For each line of the data that includes the word "מסמכים", copy the line.

The data: Begin

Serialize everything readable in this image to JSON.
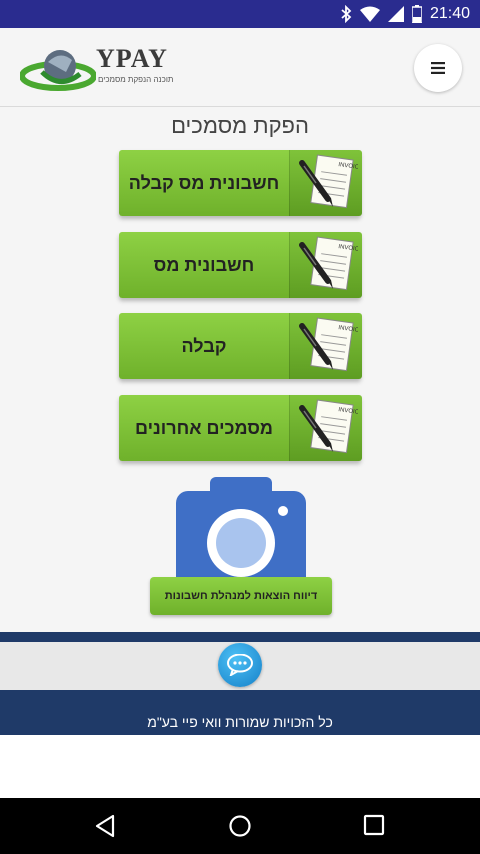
{
  "status_bar": {
    "time": "21:40",
    "icons": [
      "bluetooth-icon",
      "wifi-icon",
      "signal-icon",
      "battery-icon"
    ]
  },
  "header": {
    "logo_text": "YPAY",
    "logo_tagline": "תוכנה הנפקת מסמכים",
    "menu_icon": "hamburger-icon"
  },
  "main": {
    "title": "הפקת מסמכים",
    "buttons": [
      {
        "label": "חשבונית מס קבלה",
        "icon": "invoice-pen-icon"
      },
      {
        "label": "חשבונית מס",
        "icon": "invoice-pen-icon"
      },
      {
        "label": "קבלה",
        "icon": "invoice-pen-icon"
      },
      {
        "label": "מסמכים אחרונים",
        "icon": "invoice-pen-icon"
      }
    ],
    "icon_paper_text": "INVOICE",
    "camera_icon": "camera-icon",
    "expense_report_label": "דיווח הוצאות למנהלת חשבונות"
  },
  "footer": {
    "chat_icon": "chat-bubble-icon",
    "copyright": "כל הזכויות שמורות וואי פיי בע\"מ"
  },
  "colors": {
    "status_bar": "#2a2c8f",
    "accent_green": "#7cc03a",
    "footer_navy": "#1f3a68",
    "camera_blue": "#3f6fc6"
  }
}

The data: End

Result for this exercise
    "logo_tagline": "תוכנה הנפקת מסמכים",
    "title": "הפקת מסמכים",
        "label": "מסמכים אחרונים",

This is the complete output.